However, Derek proved himself a generous-spirited man, and met for coffee with Shawn, who said they didn’t have a spot for him, but wishes they did. And the gods smile. Two days later, rtraction landed a big contract with Disney, and rtraction offered Derek a job. Before his official start date, Derek met with the client contacts who were visiting from California. Then he met his co-workers at the office Christmas party. Which is a pajama party. Derek went online and bought a “three-wolf-moon onesie,” which is what he wore to meet his new teammates for the first time.
Derek officially started at rtraction on January 5, 2013. His role has evolved since then: starting as a senior programmer, he became a lead programmer, then a business analyst; after the recent company restructuring that saw rtraction become Ellipsis Digital and Engine SevenFour, Derek became Engine SevenFour’s VP Operations.
i’m very interested in paranormal stuff, spirituality, conspiracy theories, alternative medicine, & hidden-knowledge, but by day, i do php/mysql web development.
To our Derek Martin, we say, “Stay interesting, my friend.”
You now want to meet him, don’t you? And if you’re a developer, you wanna work with him, right? You can reach Derek at firstname.lastname@example.org or meet him at London’s monthly PHP meetups, which he leads; the Engine SevenFour job listings are right here. (And as Derek’s story illustrates, if you’re a talented programmer and the kind of person we want on our team, we will find a place for you.)
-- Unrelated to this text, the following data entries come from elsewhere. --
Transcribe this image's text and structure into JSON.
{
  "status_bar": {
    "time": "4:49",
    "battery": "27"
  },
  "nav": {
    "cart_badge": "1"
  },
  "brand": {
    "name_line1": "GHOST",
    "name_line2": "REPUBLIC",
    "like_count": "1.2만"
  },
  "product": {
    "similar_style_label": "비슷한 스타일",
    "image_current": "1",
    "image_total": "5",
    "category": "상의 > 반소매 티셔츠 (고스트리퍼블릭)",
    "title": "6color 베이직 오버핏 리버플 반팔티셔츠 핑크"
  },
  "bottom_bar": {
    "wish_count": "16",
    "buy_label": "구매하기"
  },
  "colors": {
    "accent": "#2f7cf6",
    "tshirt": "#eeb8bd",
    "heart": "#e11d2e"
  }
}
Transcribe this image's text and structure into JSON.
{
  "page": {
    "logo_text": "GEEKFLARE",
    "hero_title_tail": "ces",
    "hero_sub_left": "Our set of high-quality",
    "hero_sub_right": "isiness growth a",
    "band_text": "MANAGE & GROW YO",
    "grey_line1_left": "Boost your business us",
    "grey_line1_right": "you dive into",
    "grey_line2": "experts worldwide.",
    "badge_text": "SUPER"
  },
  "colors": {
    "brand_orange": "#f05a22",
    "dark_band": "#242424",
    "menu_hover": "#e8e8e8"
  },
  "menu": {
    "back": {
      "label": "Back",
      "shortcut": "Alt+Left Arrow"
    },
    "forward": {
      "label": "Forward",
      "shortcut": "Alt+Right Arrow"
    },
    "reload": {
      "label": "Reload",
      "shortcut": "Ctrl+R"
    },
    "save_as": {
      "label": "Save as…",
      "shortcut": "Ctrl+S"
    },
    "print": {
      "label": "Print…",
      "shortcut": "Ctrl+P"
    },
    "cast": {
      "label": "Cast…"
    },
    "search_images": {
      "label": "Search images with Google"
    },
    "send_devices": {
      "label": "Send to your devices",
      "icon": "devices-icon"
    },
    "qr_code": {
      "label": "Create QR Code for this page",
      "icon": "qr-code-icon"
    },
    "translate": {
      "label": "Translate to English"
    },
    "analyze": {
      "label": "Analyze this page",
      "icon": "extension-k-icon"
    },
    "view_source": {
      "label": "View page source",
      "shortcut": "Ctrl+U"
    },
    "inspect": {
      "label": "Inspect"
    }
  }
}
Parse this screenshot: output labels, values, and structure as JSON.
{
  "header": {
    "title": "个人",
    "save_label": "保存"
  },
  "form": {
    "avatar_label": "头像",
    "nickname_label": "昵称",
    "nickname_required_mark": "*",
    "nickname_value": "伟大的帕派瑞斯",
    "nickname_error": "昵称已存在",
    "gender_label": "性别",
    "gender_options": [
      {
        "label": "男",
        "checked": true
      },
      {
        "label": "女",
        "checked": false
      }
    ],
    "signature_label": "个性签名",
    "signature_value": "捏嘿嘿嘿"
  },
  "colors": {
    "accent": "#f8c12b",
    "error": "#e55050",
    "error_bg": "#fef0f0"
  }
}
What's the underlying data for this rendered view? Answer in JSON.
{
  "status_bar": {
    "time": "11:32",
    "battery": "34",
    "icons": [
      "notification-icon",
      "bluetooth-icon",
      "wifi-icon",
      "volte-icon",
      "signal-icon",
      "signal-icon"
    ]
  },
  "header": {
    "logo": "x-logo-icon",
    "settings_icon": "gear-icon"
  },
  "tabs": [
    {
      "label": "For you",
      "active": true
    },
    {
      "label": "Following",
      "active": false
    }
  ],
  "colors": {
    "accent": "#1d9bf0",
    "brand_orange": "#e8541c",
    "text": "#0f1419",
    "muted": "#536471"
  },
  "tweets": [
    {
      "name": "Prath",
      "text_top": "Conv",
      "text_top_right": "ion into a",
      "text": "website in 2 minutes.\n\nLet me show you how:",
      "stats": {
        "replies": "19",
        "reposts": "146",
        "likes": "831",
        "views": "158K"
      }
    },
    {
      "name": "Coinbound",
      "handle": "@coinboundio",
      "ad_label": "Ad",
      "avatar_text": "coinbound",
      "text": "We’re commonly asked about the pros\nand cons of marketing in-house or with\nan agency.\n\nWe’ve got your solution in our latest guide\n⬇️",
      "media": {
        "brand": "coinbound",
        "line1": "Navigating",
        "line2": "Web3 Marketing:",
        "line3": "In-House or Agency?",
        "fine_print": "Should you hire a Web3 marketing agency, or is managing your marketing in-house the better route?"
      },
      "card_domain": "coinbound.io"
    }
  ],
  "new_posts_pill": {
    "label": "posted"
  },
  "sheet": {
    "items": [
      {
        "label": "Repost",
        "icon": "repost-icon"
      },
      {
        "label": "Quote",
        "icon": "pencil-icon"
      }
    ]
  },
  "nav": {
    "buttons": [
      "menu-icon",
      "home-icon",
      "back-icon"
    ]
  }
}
Laurie Bursch is Ellipsis Digital's copywriter. She’s pretty interesting—a former “mathlete” with a geology degree, a non-driver by choice, and a one-time London Fire Department practice rescue participant who also once won her weight in popcorn at a CBA conference—but does not hold a candle to Derek Martin.